Electronic components used in surge protectors
Surge protection components fall into two general categories:
The following components fall into the Arc Gap category:
Gas Discharge Tube (GDT)
Radioactive Gas Discharge Tube
Carbon Electrode Gap
The following components fall into the semiconductor category:
Zener Diode (TVS or Transient Voltage Suppression Diode)
Silicon Avalanche Diode (SAD)
Metal Oxide Varistor (MOV)
Without going into an exhaustive explanation of each device, I will give a rundown on why the device is or is not suitable for protecting Ethernet GigE data circuits.
Gas Discharge Tubes - These are a great improvement over air gaps. They put the gap electrodes in a sealed container with a gas that determines breakdown voltage. They are low capacitance and once fired are low impedance. Both characteristics are great for data. But they are relatively slow. They can take up to a microsecond or more to really wake up and do their job. They are also expensive. Better surge protectors use a GDT operating in parallel with other components that are faster.
Radioactive GDTs are really not available anymore. They had radioactive gas inside that made them fire faster.
Air Gaps are not really used however certain testing bodies seem to think a feature called a Back Up Gap (BUG) be added to surge suppression devices. The problem is, a BUG is normally two or three conductors on a printed circuit board that are extremely close, like .005" or closer. History has shown that BUGS get contaminated with dirt and bugs. Many failures have be traced to surge protectors that use BUGs. The use of BUGs was primarily a thing in the USA for a number of years.
Carbon Electrode Gaps is an older technology used primarily on land line telephone circuits. It is not suitable for data.
Zener Diodes are frequently used in surge protectors. They are a diode that is operated in reverse. So it is designed to have a bias voltage that is backward from its conduction direction. The reverse voltage causes a depletion region at the junction. If a the reverse voltage gets high enough, it will start to conduct at its "zener voltage". Zeners are typically used in voltage regulator circuits.
Silicon Avalanche Diodes (SADs) are a special type of zener designed to go to a low impedance state once they fire. They differ from normal zeners as they try to present the lowest voltage drop possible when in reverse conduction. They are extremely fast, some offering breakdown speeds in the nanosecond range. They have low leakage which is always a plus for a data application. Their capacitance is too high for GigE circuits unless paired with a rectification diode. Sometimes SADs are also called TVS as a generic term.
Bidirectional Transistor These devices are frequently combined at the die level to create Thyristors
Thyristor These devices are similar to SADs but are slow to act. They are found in power protection circuits but not in the better data surge protectors.
Punch Through Diode - Very low voltage zener type of action. Sometimes found on the internal data circuits of network devices. They do not tolerate much energy so they are more for electrostatic discharge (ESD) protection.

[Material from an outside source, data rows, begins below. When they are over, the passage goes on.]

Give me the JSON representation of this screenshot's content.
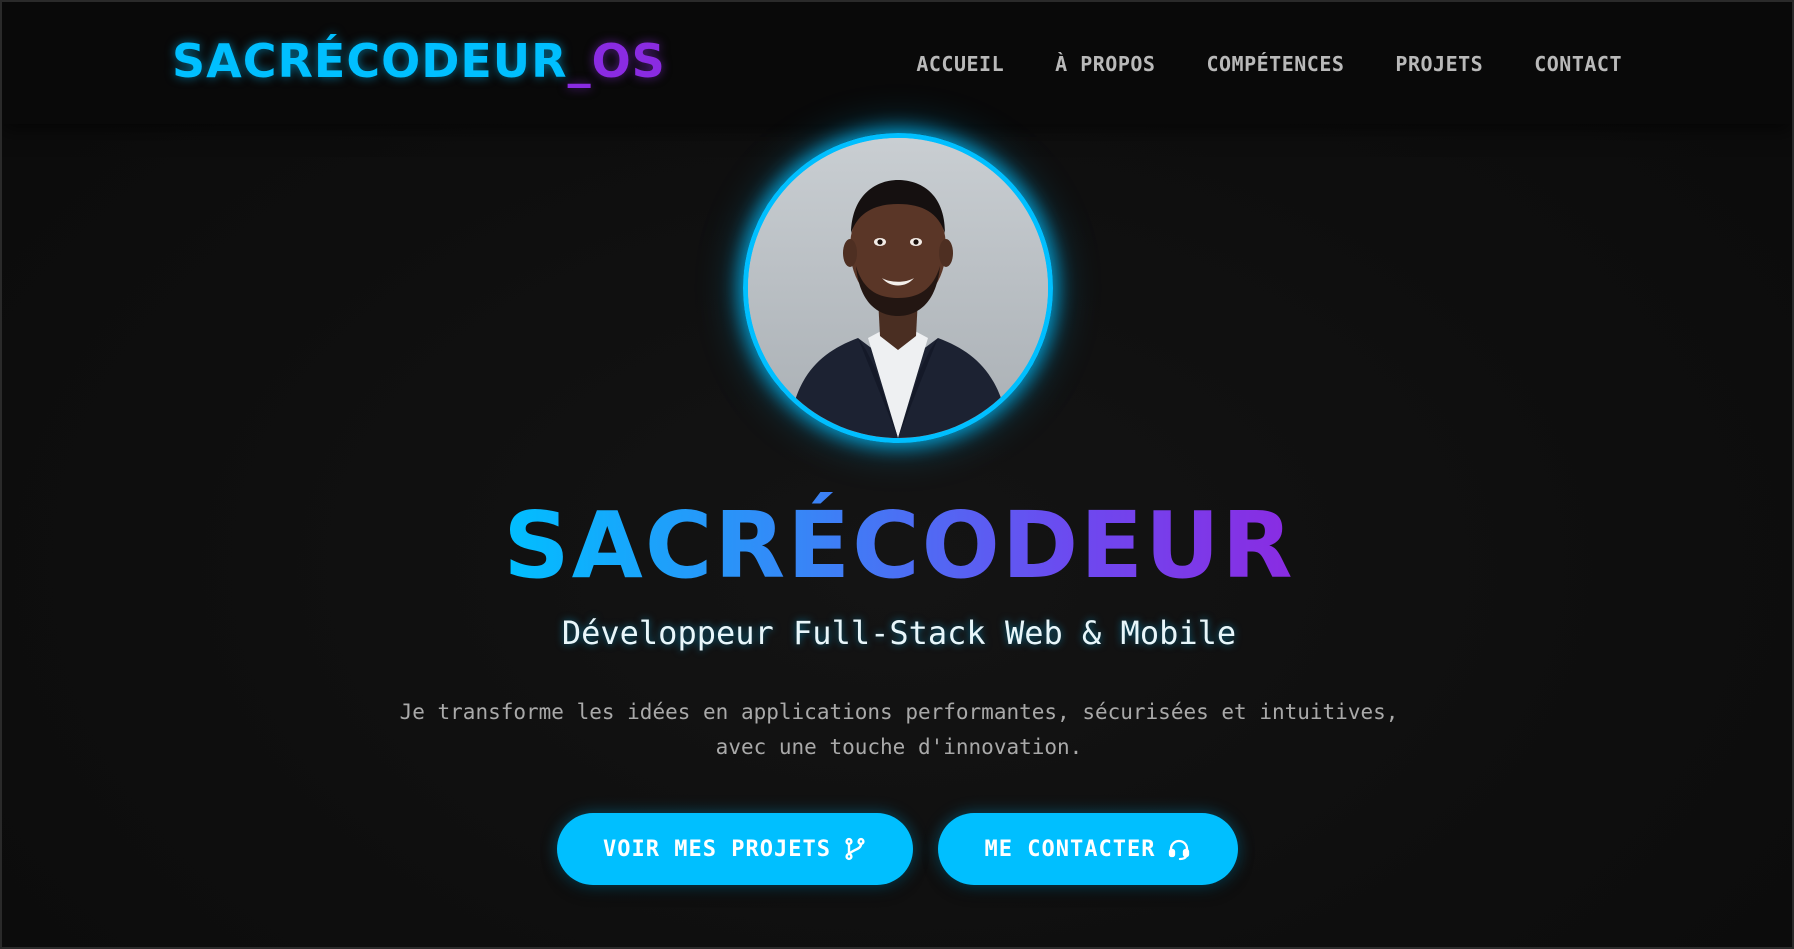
{
  "nav": {
    "logo_main": "SACRÉCODEUR",
    "logo_suffix": "_OS",
    "links": [
      "ACCUEIL",
      "À PROPOS",
      "COMPÉTENCES",
      "PROJETS",
      "CONTACT"
    ]
  },
  "hero": {
    "name": "SACRÉCODEUR",
    "subtitle": "Développeur Full-Stack Web & Mobile",
    "description": "Je transforme les idées en applications performantes, sécurisées et intuitives, avec une touche d'innovation.",
    "buttons": {
      "projects": {
        "label": "VOIR MES PROJETS",
        "icon": "git-branch-icon"
      },
      "contact": {
        "label": "ME CONTACTER",
        "icon": "headset-icon"
      }
    }
  },
  "colors": {
    "accent": "#00bfff",
    "accent_secondary": "#8a2be2",
    "background": "#0f0f0f",
    "navbar": "#090909"
  }
}
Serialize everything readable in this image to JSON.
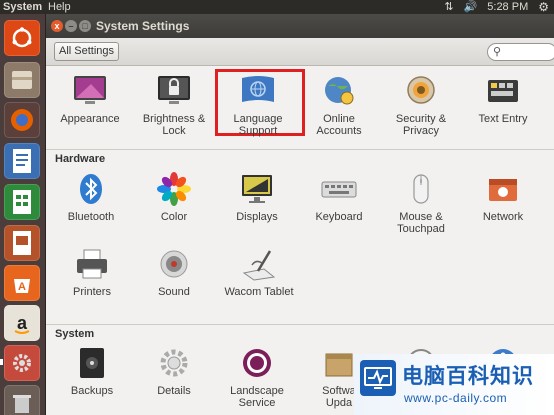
{
  "top_panel": {
    "app_name": "System",
    "menu": "Help",
    "time": "5:28 PM"
  },
  "window": {
    "title": "System Settings",
    "close_glyph": "x",
    "min_glyph": "–",
    "max_glyph": "□"
  },
  "toolbar": {
    "all_settings": "All Settings",
    "search_placeholder": ""
  },
  "sections": {
    "personal": {
      "items": [
        {
          "label": "Appearance",
          "icon": "appearance-icon"
        },
        {
          "label": "Brightness &\nLock",
          "icon": "brightness-lock-icon"
        },
        {
          "label": "Language\nSupport",
          "icon": "language-support-icon",
          "highlighted": true
        },
        {
          "label": "Online\nAccounts",
          "icon": "online-accounts-icon"
        },
        {
          "label": "Security &\nPrivacy",
          "icon": "security-privacy-icon"
        },
        {
          "label": "Text Entry",
          "icon": "text-entry-icon"
        }
      ]
    },
    "hardware": {
      "title": "Hardware",
      "items": [
        {
          "label": "Bluetooth",
          "icon": "bluetooth-icon"
        },
        {
          "label": "Color",
          "icon": "color-icon"
        },
        {
          "label": "Displays",
          "icon": "displays-icon"
        },
        {
          "label": "Keyboard",
          "icon": "keyboard-icon"
        },
        {
          "label": "Mouse &\nTouchpad",
          "icon": "mouse-icon"
        },
        {
          "label": "Network",
          "icon": "network-icon"
        },
        {
          "label": "Printers",
          "icon": "printer-icon"
        },
        {
          "label": "Sound",
          "icon": "sound-icon"
        },
        {
          "label": "Wacom Tablet",
          "icon": "wacom-tablet-icon"
        }
      ]
    },
    "system": {
      "title": "System",
      "items": [
        {
          "label": "Backups",
          "icon": "backups-icon"
        },
        {
          "label": "Details",
          "icon": "details-icon"
        },
        {
          "label": "Landscape\nService",
          "icon": "landscape-icon"
        },
        {
          "label": "Softwa\nUpda",
          "icon": "software-updates-icon"
        },
        {
          "label": "",
          "icon": "time-date-icon"
        },
        {
          "label": "",
          "icon": "universal-access-icon"
        }
      ]
    }
  },
  "watermark": {
    "brand": "电脑百科知识",
    "url": "www.pc-daily.com"
  },
  "colors": {
    "highlight": "#e02020",
    "ubuntu_orange": "#dd4814"
  }
}
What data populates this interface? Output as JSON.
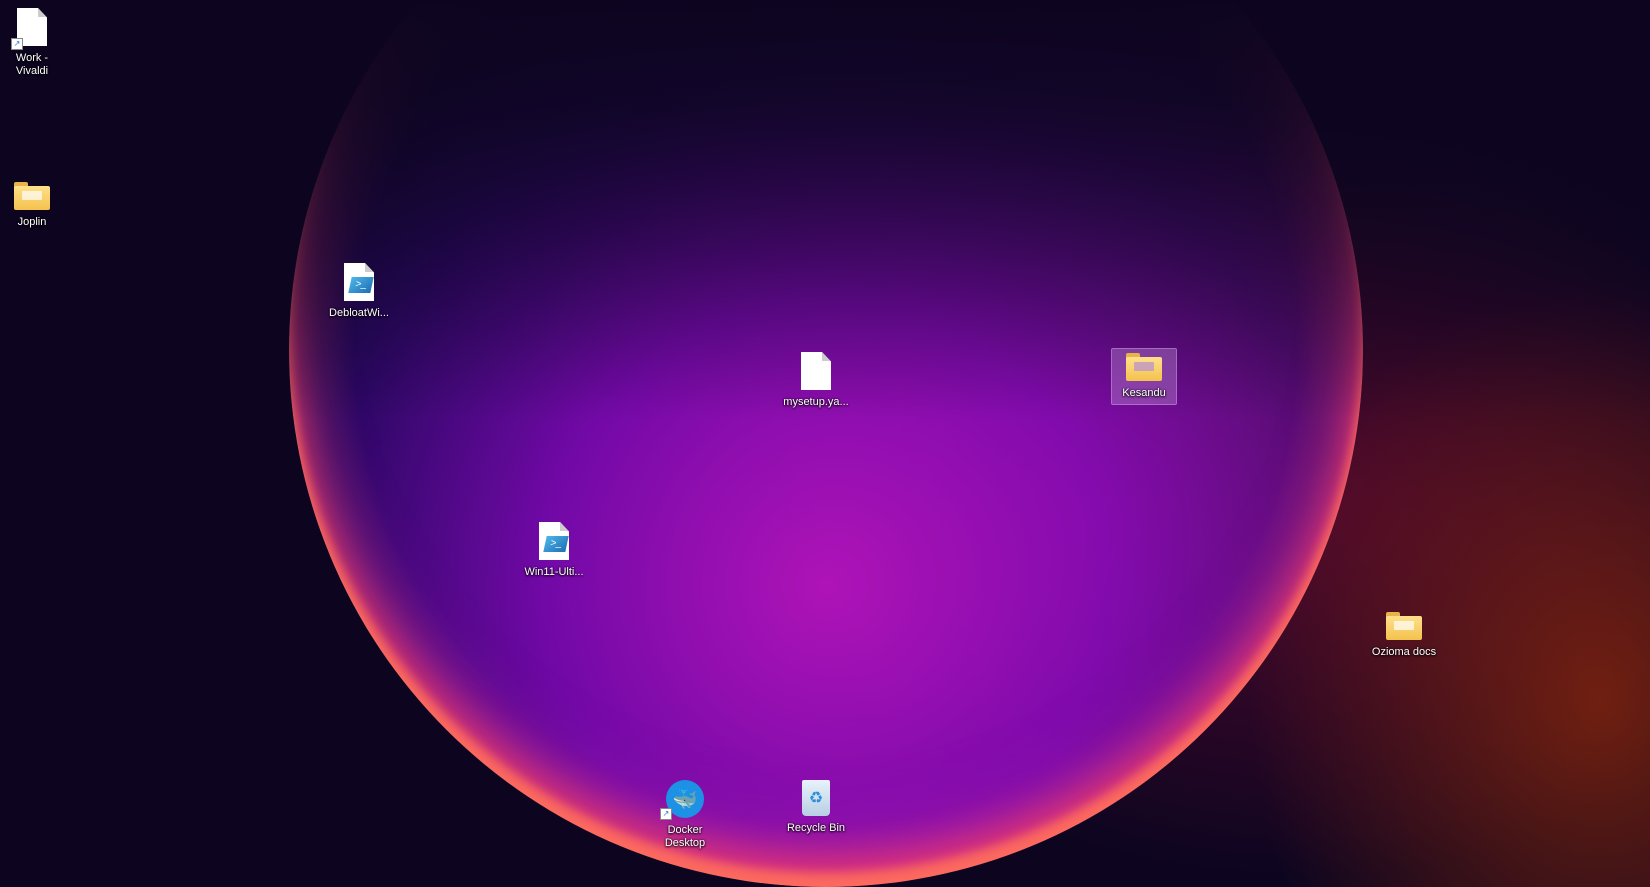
{
  "desktop": {
    "icons": [
      {
        "label": "Work - Vivaldi",
        "type": "file-shortcut-icon"
      },
      {
        "label": "Joplin",
        "type": "folder-icon"
      },
      {
        "label": "DebloatWi...",
        "type": "powershell-script-icon"
      },
      {
        "label": "mysetup.ya...",
        "type": "file-icon"
      },
      {
        "label": "Kesandu",
        "type": "folder-icon"
      },
      {
        "label": "Win11-Ulti...",
        "type": "powershell-script-icon"
      },
      {
        "label": "Ozioma docs",
        "type": "folder-icon"
      },
      {
        "label": "Docker Desktop",
        "type": "docker-icon"
      },
      {
        "label": "Recycle Bin",
        "type": "recycle-bin-icon"
      }
    ],
    "selected": "Kesandu"
  }
}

Rectification Diode - While not an overvoltage or surge device, it is used with SADs and other components to channel surges and to decrease overall circuit capacitance. Surge protectors that only use SADS or Thyristors will produce more loading potentially causing CRC and other errors to GigE data circuits.
Metal Oxide Varistor (MOV) Slow to act, leaks current and is physically large. This is the workhorse component for many 120 VAC power circuits. They are usually a large disk component. They will take repeated strikes and fail in the shorted condition. Frequently a device that has failed due to surge will have the MOVs physically damaged via cracks or explosion. Not uncommon to find MOV fragments inside a power supply that has been subject to power line conveyed lightning.